The reality is that mediation has become a viable option for many couples to sort out their separation issues. Lawyers are required to inform clients of other dispute resolution options and many judges want to see that you have tried mediation (whether at the court or privately) prior to hearing a motion.  Even with all of the positive aspects of mediation, some people are hesitant for the following valid reasons:

Beginning the process makes this a bit too real and they are not ready

One partner may not be as far along in the separation emotionally than the other.  It may be necessary to slow down the process a little to ensure that both parties are willing and able to participate fully in mediation. Although you may be ready to start your new life right away, your ex-partner my need a little more time. Mediation is a process that will go at your pace, making sure it is comfortable for both of you.

Assumption that since the other party contacted the mediator first that we are now on their side

A mediator is simply a neutral third party that will help you have the conversations that you need to with your ex-partner. We cannot take sides and we do not have any decision making power. It does not matter which party contacts us first, we listen carefully to both sides and try to help you plan your transition.

Concerns about the cost

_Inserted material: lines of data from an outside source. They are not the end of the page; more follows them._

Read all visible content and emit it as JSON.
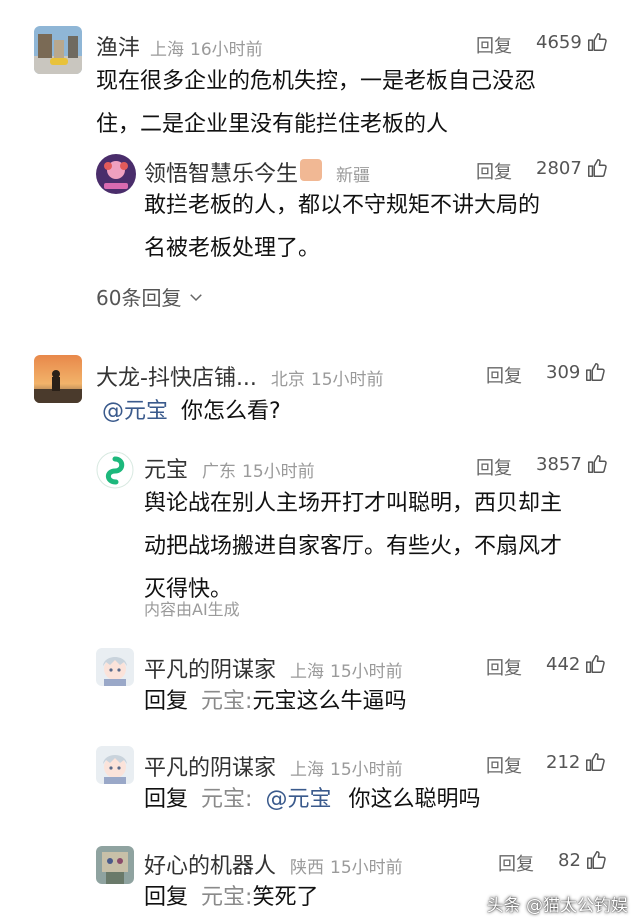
{
  "comments": [
    {
      "name": "渔沣",
      "location": "上海",
      "time": "16小时前",
      "reply_label": "回复",
      "likes": "4659",
      "text_lines": [
        "现在很多企业的危机失控，一是老板自己没忍",
        "住，二是企业里没有能拦住老板的人"
      ],
      "replies_link": "60条回复"
    },
    {
      "name": "领悟智慧乐今生",
      "location": "新疆",
      "reply_label": "回复",
      "likes": "2807",
      "text_lines": [
        "敢拦老板的人，都以不守规矩不讲大局的",
        "名被老板处理了。"
      ]
    },
    {
      "name": "大龙-抖快店铺...",
      "location": "北京",
      "time": "15小时前",
      "reply_label": "回复",
      "likes": "309",
      "mention": "@元宝",
      "text": "你怎么看?"
    },
    {
      "name": "元宝",
      "location": "广东",
      "time": "15小时前",
      "reply_label": "回复",
      "likes": "3857",
      "text_lines": [
        "舆论战在别人主场开打才叫聪明，西贝却主",
        "动把战场搬进自家客厅。有些火，不扇风才",
        "灭得快。"
      ],
      "ai_note": "内容由AI生成"
    },
    {
      "name": "平凡的阴谋家",
      "location": "上海",
      "time": "15小时前",
      "reply_label": "回复",
      "likes": "442",
      "reply_prefix": "回复",
      "reply_target": "元宝:",
      "text": "元宝这么牛逼吗"
    },
    {
      "name": "平凡的阴谋家",
      "location": "上海",
      "time": "15小时前",
      "reply_label": "回复",
      "likes": "212",
      "reply_prefix": "回复",
      "reply_target": "元宝:",
      "mention": "@元宝",
      "text": "你这么聪明吗"
    },
    {
      "name": "好心的机器人",
      "location": "陕西",
      "time": "15小时前",
      "reply_label": "回复",
      "likes": "82",
      "reply_prefix": "回复",
      "reply_target": "元宝:",
      "text": "笑死了"
    }
  ],
  "watermark": "头条 @猫太公钓娱",
  "colors": {
    "mention": "#3a5a8c",
    "meta": "#9a9a9a",
    "ai_icon": "#1db87c"
  }
}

The cost of mediation in both financial and emotional terms is significantly less than the legal process. The cost is split between both parties. The hours spent in mediation are dictated by you, the number of issues that you have and how well you manage your way to a resolution. Although it may feel as though you are unable to agree on anything right now that is most often not the case.

Unclear of the process or why they would need it

The mediation process allows you to sit down with your ex-partner and try to sort things out yourselves. If children are involved it can help you vent emotions that will assist you to move forward positively in a co-parenting environment. Your mediator will help guide the conversation and highlight areas that will be required to proceed with a separation agreement. If you feel you can sit down together without a mediator…great!

They are already convinced that using a lawyer and battling everything out through the courts is in their best interests

It is certainly your prerogative to choose the legal process right from the start. When choosing this option, both sides often end up with in a situation that doesn’t meet the family’s needs.  The judges will make decisions based on the best interests of the children and what the arrangements have been to date. It is really not about what “you” want or “your” best interests.  It can be very costly, very lengthy and very emotional as both sides fight.  Mediation does allow you to have the legal process as a fall back and usually helps you to at least work out agreeable parenting plans together in most cases. If you choose the legal process, Collaborative lawyers are an excellent option.

It’s true….it doesn’t cost a thing to call or email and ask some questions just to get a feel for the process and/or the mediator. Taking a few minutes to look into mediation may prove to be very valuable to your separation and your ability to co-parent in the future.

There is a great deal of information available on the internet regarding mediation and divorce. At the end of the day it is important to find a professional and process that you are comfortable with.